Ferdinand Rudolph Hassler
|Born||October 7, 1770|
|Died||November 20, 1843(aged 73)|
|Resting place||Laurel Hill Cemetery|
|Institutions||United States Military Academy|
United States Coast Survey
United States Treasury Department
Ferdinand Rudolph Hassler (October 7, 1770 – November 20, 1843) was a surveyor who worked mostly in the United States and also in Switzerland. He headed the United States Coast Survey and the Bureau of Weights and Measures.
Hassler was born in Aarau, Switzerland. He was employed on the trigonometrical survey of Switzerland before he emigrated to the United States in 1805. He was acting professor of mathematics at West Point from 1807 to 1810. He was employed by the federal government of the United States by 1811 in an effort to begin a Coast Survey. An Act of Congress on February 10, 1807 had appropriated $50,000 to pay for the beginning of the work. Afterward, he became the first superintendent of the United States Coast Survey in 1816. Two years later, the United States Congress passed the control of the Coast Survey to the army, principally, where it lingered until 1832.
Hassler became the head of the Bureau of Weights and Measures in the Treasury Department where he carried out the early work of establishing the standards of weights and measures in the United States, with the involvement of fellow Swiss immigrant Albert Gallatin, who in 1827 brought from Europe a troy pound of brass which was made the standard of mass in 1828. Besides several textbooks of science, Hassler produced a publication in 1828 titled System of the Universe in two volumes.
Hassler undertook a complete investigation of the national standards in 1830. Perhaps the most meaningful national standard to be adopted in 1830 was the gallon at 231 cubic inches. In the United States, however, each State retained the rights to employ its own set of standards of weights and measures. Since 1830, a great deal of national legislation has been enacted, with much of it addressing the acceptance or the rejection of the metric system. The United States Bureau of Standards was created by an Act of Congress on March 3, 1901. As mentioned above, the Coast Survey languished for 14 years from 1818 to 1832. In 1823, 1824, and 1825, the Navy Department tried to establish a hydrographic office. Also, the Survey was a source of discussions in Congress, which finally passed a law on July 10, 1832 that resulted in the removal of the Survey away from the army and the navy. Hassler was appointed the superintendent of the Survey on August 9, 1832, and he served in that post until his death on November 20, 1843. The steamship owned by the Coast Survey was named the Hassler.
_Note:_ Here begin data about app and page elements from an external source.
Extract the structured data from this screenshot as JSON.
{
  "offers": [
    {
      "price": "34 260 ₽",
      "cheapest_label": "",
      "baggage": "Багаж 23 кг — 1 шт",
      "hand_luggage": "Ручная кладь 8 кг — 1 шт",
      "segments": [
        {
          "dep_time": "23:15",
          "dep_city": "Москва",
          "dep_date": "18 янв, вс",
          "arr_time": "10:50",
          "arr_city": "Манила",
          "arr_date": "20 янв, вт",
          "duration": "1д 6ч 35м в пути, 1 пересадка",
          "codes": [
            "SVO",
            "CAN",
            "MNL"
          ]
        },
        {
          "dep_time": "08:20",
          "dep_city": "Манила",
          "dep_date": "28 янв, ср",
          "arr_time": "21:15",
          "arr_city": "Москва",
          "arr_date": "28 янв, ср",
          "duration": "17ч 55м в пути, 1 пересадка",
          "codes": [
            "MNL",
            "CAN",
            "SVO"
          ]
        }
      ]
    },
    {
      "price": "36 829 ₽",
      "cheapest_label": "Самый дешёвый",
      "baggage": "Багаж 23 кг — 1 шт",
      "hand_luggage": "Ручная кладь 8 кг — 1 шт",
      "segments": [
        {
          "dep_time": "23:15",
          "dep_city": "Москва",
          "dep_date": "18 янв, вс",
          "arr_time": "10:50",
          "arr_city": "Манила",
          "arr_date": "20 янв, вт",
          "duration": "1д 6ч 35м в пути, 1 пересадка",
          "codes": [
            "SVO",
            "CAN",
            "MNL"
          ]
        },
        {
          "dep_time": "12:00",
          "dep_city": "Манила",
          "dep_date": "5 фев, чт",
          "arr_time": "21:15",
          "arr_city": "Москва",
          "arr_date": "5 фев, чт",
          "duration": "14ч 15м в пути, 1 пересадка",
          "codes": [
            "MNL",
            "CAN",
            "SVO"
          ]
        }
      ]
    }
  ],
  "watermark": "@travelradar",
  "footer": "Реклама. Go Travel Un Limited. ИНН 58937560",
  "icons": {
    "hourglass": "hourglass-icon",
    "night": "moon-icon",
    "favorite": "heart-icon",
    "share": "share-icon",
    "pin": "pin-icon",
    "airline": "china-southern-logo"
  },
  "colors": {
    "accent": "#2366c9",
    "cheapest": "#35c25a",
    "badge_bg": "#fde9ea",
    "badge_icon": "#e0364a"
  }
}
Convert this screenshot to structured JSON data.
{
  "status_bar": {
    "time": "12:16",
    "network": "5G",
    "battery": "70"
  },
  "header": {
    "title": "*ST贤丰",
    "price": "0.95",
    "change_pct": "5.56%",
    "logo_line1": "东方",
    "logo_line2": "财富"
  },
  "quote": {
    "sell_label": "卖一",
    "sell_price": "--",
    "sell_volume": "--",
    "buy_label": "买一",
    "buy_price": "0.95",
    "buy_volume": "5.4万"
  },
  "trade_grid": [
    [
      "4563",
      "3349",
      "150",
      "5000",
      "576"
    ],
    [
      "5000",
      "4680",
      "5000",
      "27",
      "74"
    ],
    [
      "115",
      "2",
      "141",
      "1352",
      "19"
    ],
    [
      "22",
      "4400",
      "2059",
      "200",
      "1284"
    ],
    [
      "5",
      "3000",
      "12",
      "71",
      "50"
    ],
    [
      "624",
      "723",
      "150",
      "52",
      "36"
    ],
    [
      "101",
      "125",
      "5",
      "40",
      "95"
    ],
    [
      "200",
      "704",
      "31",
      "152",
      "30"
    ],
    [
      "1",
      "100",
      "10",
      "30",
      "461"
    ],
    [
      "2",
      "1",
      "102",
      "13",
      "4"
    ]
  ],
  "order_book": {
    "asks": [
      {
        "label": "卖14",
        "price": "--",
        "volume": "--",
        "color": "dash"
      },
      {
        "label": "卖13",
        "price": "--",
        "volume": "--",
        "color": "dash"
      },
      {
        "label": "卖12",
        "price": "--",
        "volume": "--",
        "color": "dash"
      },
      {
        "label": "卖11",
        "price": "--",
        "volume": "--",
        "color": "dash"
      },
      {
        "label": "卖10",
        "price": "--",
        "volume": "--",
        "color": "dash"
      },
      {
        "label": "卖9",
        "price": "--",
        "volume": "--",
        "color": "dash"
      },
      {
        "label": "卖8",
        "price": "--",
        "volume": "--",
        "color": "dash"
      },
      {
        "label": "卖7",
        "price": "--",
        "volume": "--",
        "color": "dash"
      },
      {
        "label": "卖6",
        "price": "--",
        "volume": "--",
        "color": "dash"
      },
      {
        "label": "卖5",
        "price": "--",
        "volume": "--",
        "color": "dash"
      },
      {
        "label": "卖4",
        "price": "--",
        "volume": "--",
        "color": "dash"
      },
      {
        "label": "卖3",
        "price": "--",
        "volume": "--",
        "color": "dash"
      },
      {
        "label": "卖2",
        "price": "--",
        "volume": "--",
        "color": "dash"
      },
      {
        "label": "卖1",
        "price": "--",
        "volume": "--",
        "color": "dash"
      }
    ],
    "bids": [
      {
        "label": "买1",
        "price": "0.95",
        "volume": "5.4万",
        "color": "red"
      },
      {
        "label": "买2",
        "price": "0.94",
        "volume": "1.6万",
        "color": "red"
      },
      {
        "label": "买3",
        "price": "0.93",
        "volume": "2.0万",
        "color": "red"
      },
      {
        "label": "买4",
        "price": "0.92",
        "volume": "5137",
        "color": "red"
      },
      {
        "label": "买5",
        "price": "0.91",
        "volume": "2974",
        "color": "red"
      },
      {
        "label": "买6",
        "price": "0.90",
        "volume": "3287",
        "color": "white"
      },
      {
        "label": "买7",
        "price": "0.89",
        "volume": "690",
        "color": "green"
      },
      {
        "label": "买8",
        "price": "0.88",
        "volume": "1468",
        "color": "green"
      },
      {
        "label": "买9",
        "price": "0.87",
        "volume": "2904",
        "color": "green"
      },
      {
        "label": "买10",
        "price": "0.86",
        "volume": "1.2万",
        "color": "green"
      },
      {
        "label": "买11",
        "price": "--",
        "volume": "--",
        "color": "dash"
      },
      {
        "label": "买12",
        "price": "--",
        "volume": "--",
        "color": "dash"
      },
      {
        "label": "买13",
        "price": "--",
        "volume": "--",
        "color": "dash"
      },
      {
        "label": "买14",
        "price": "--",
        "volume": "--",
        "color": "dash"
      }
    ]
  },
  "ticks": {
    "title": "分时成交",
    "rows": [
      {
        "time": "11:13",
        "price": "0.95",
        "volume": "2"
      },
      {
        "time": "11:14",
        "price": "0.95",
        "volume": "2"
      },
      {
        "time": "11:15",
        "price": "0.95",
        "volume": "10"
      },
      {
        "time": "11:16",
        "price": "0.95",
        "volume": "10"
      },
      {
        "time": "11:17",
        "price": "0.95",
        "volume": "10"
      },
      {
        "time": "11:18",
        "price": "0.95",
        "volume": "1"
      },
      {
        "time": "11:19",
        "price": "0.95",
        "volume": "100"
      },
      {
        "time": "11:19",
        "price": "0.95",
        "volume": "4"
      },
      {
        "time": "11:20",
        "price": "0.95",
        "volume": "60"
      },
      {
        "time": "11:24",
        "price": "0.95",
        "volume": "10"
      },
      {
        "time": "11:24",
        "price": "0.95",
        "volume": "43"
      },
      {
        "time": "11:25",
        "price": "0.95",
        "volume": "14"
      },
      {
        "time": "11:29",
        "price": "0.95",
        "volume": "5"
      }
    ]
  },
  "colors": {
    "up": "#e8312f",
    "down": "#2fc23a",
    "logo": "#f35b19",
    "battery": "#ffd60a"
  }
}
"The unit of length to which all distances measured in the Coast Survey are referred is the French metre, an authentic copy of which is preserved in the archives of the Coast Survey Office. It is the property of the American Philosophical Society, to whom it was presented by Mr. Hassler, who had received it from Tralles, a member of the French Committee charged with the construction of the standard metre by comparison with the toise, which had served as unit of length in the measurement of the meridional arcs in France and Peru. It possesses all the authenticity of any original metre extant, bearing not only the stamp of the Committee, but also the original mark by which it was distinguished from the other bars during the operation of standardising. It is always designated as the Committee metre" (French : Mètre des Archives). 
Ferdinand Rudolph Hassler's granddaughter, Mary Caroline Hassler Newcomb, married the much noted astronomer and mathematician Simon Newcomb. Simon and Mary Caroline Hassler Newcomb were themselves the grandparents of the also much noted professor of mathematics, Hassler Whitney.
He died on November 20, 1843 and was interred in Laurel Hill Cemetery in Philadelphia.
The National Oceanic and Atmospheric Administration survey ship NOAAS Ferdinand R. Hassler (S 250) is named for Hassler.